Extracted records
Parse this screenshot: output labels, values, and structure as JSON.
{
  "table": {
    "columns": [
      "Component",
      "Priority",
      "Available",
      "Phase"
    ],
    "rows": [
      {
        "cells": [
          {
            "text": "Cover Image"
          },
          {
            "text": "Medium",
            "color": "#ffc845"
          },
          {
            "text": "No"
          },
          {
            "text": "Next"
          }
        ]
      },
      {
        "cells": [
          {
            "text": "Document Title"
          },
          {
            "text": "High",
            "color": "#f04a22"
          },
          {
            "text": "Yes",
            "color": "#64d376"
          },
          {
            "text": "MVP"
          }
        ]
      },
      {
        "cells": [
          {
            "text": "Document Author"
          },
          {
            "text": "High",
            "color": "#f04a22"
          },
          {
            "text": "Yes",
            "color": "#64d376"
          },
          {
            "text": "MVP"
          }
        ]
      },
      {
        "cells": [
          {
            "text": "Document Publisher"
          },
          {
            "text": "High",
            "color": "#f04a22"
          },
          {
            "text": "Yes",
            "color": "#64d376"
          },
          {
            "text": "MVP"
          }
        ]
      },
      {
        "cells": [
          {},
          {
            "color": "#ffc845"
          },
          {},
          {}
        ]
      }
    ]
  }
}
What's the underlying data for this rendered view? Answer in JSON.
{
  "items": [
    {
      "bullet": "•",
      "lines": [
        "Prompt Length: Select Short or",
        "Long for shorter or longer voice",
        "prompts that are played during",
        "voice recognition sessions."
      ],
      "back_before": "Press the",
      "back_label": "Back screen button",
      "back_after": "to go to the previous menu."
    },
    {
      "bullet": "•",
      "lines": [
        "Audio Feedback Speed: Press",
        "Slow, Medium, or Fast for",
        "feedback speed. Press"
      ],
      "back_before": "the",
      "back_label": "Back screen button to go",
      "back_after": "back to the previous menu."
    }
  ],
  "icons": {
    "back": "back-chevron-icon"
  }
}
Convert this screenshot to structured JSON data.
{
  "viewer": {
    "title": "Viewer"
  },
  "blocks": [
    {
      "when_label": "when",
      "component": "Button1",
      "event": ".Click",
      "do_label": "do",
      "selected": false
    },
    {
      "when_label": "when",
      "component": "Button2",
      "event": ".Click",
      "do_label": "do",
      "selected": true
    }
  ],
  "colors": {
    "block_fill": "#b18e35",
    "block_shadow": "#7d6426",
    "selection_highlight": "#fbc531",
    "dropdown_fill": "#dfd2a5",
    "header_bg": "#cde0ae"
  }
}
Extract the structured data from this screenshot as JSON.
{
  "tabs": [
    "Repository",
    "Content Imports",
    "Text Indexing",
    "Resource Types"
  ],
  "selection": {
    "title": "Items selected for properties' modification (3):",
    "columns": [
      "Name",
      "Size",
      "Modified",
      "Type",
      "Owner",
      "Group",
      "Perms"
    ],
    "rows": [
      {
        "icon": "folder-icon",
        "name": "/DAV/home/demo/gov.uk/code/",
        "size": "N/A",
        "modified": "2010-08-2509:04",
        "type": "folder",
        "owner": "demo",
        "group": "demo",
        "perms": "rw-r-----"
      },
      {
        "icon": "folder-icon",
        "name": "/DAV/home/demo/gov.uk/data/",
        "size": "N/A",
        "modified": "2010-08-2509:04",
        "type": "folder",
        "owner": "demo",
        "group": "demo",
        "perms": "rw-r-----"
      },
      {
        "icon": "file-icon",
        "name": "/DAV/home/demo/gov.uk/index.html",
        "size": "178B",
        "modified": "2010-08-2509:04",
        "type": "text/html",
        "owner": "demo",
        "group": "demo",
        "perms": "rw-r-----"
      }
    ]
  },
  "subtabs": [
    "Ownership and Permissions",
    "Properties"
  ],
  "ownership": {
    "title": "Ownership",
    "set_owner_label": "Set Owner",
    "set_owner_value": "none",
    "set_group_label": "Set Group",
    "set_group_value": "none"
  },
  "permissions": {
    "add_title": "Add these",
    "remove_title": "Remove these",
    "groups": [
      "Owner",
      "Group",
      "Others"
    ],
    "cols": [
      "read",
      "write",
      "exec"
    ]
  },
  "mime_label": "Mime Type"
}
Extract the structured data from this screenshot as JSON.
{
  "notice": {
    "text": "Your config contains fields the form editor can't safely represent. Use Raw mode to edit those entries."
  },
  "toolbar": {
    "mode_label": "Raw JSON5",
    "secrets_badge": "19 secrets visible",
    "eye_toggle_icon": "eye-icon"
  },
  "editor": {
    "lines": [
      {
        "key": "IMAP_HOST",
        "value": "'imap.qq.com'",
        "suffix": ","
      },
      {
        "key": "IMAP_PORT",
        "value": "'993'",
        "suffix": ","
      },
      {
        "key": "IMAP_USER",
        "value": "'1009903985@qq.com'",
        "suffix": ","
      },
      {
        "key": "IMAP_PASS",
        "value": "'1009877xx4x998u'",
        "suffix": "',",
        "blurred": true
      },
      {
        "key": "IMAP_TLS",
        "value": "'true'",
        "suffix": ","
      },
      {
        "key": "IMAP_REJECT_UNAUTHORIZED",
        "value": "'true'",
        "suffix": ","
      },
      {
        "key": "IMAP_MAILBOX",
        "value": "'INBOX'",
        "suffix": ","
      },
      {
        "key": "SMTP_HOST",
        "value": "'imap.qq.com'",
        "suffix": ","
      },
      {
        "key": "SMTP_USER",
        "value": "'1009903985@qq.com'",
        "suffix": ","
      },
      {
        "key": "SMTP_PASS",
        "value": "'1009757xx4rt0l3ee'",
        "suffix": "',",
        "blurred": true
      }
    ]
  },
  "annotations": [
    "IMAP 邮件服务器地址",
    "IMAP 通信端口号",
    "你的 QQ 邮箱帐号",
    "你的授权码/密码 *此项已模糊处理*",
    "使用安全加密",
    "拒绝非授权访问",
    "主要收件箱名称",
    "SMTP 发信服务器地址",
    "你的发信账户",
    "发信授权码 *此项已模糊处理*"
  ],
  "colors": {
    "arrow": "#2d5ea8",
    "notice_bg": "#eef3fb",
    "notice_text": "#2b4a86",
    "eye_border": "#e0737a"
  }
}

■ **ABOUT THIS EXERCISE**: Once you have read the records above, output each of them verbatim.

■ **THE COMPLETED TASK**:
Parse this screenshot: output labels, values, and structure as JSON.
{
  "table": {
    "columns": [
      "Component",
      "Priority",
      "Available",
      "Phase"
    ],
    "rows": [
      {
        "cells": [
          {
            "text": "Cover Image"
          },
          {
            "text": "Medium",
            "color": "#ffc845"
          },
          {
            "text": "No"
          },
          {
            "text": "Next"
          }
        ]
      },
      {
        "cells": [
          {
            "text": "Document Title"
          },
          {
            "text": "High",
            "color": "#f04a22"
          },
          {
            "text": "Yes",
            "color": "#64d376"
          },
          {
            "text": "MVP"
          }
        ]
      },
      {
        "cells": [
          {
            "text": "Document Author"
          },
          {
            "text": "High",
            "color": "#f04a22"
          },
          {
            "text": "Yes",
            "color": "#64d376"
          },
          {
            "text": "MVP"
          }
        ]
      },
      {
        "cells": [
          {
            "text": "Document Publisher"
          },
          {
            "text": "High",
            "color": "#f04a22"
          },
          {
            "text": "Yes",
            "color": "#64d376"
          },
          {
            "text": "MVP"
          }
        ]
      },
      {
        "cells": [
          {},
          {
            "color": "#ffc845"
          },
          {},
          {}
        ]
      }
    ]
  }
}
What's the underlying data for this rendered view? Answer in JSON.
{
  "items": [
    {
      "bullet": "•",
      "lines": [
        "Prompt Length: Select Short or",
        "Long for shorter or longer voice",
        "prompts that are played during",
        "voice recognition sessions."
      ],
      "back_before": "Press the",
      "back_label": "Back screen button",
      "back_after": "to go to the previous menu."
    },
    {
      "bullet": "•",
      "lines": [
        "Audio Feedback Speed: Press",
        "Slow, Medium, or Fast for",
        "feedback speed. Press"
      ],
      "back_before": "the",
      "back_label": "Back screen button to go",
      "back_after": "back to the previous menu."
    }
  ],
  "icons": {
    "back": "back-chevron-icon"
  }
}
Convert this screenshot to structured JSON data.
{
  "viewer": {
    "title": "Viewer"
  },
  "blocks": [
    {
      "when_label": "when",
      "component": "Button1",
      "event": ".Click",
      "do_label": "do",
      "selected": false
    },
    {
      "when_label": "when",
      "component": "Button2",
      "event": ".Click",
      "do_label": "do",
      "selected": true
    }
  ],
  "colors": {
    "block_fill": "#b18e35",
    "block_shadow": "#7d6426",
    "selection_highlight": "#fbc531",
    "dropdown_fill": "#dfd2a5",
    "header_bg": "#cde0ae"
  }
}
Extract the structured data from this screenshot as JSON.
{
  "tabs": [
    "Repository",
    "Content Imports",
    "Text Indexing",
    "Resource Types"
  ],
  "selection": {
    "title": "Items selected for properties' modification (3):",
    "columns": [
      "Name",
      "Size",
      "Modified",
      "Type",
      "Owner",
      "Group",
      "Perms"
    ],
    "rows": [
      {
        "icon": "folder-icon",
        "name": "/DAV/home/demo/gov.uk/code/",
        "size": "N/A",
        "modified": "2010-08-2509:04",
        "type": "folder",
        "owner": "demo",
        "group": "demo",
        "perms": "rw-r-----"
      },
      {
        "icon": "folder-icon",
        "name": "/DAV/home/demo/gov.uk/data/",
        "size": "N/A",
        "modified": "2010-08-2509:04",
        "type": "folder",
        "owner": "demo",
        "group": "demo",
        "perms": "rw-r-----"
      },
      {
        "icon": "file-icon",
        "name": "/DAV/home/demo/gov.uk/index.html",
        "size": "178B",
        "modified": "2010-08-2509:04",
        "type": "text/html",
        "owner": "demo",
        "group": "demo",
        "perms": "rw-r-----"
      }
    ]
  },
  "subtabs": [
    "Ownership and Permissions",
    "Properties"
  ],
  "ownership": {
    "title": "Ownership",
    "set_owner_label": "Set Owner",
    "set_owner_value": "none",
    "set_group_label": "Set Group",
    "set_group_value": "none"
  },
  "permissions": {
    "add_title": "Add these",
    "remove_title": "Remove these",
    "groups": [
      "Owner",
      "Group",
      "Others"
    ],
    "cols": [
      "read",
      "write",
      "exec"
    ]
  },
  "mime_label": "Mime Type"
}
Extract the structured data from this screenshot as JSON.
{
  "notice": {
    "text": "Your config contains fields the form editor can't safely represent. Use Raw mode to edit those entries."
  },
  "toolbar": {
    "mode_label": "Raw JSON5",
    "secrets_badge": "19 secrets visible",
    "eye_toggle_icon": "eye-icon"
  },
  "editor": {
    "lines": [
      {
        "key": "IMAP_HOST",
        "value": "'imap.qq.com'",
        "suffix": ","
      },
      {
        "key": "IMAP_PORT",
        "value": "'993'",
        "suffix": ","
      },
      {
        "key": "IMAP_USER",
        "value": "'1009903985@qq.com'",
        "suffix": ","
      },
      {
        "key": "IMAP_PASS",
        "value": "'1009877xx4x998u'",
        "suffix": "',",
        "blurred": true
      },
      {
        "key": "IMAP_TLS",
        "value": "'true'",
        "suffix": ","
      },
      {
        "key": "IMAP_REJECT_UNAUTHORIZED",
        "value": "'true'",
        "suffix": ","
      },
      {
        "key": "IMAP_MAILBOX",
        "value": "'INBOX'",
        "suffix": ","
      },
      {
        "key": "SMTP_HOST",
        "value": "'imap.qq.com'",
        "suffix": ","
      },
      {
        "key": "SMTP_USER",
        "value": "'1009903985@qq.com'",
        "suffix": ","
      },
      {
        "key": "SMTP_PASS",
        "value": "'1009757xx4rt0l3ee'",
        "suffix": "',",
        "blurred": true
      }
    ]
  },
  "annotations": [
    "IMAP 邮件服务器地址",
    "IMAP 通信端口号",
    "你的 QQ 邮箱帐号",
    "你的授权码/密码 *此项已模糊处理*",
    "使用安全加密",
    "拒绝非授权访问",
    "主要收件箱名称",
    "SMTP 发信服务器地址",
    "你的发信账户",
    "发信授权码 *此项已模糊处理*"
  ],
  "colors": {
    "arrow": "#2d5ea8",
    "notice_bg": "#eef3fb",
    "notice_text": "#2b4a86",
    "eye_border": "#e0737a"
  }
}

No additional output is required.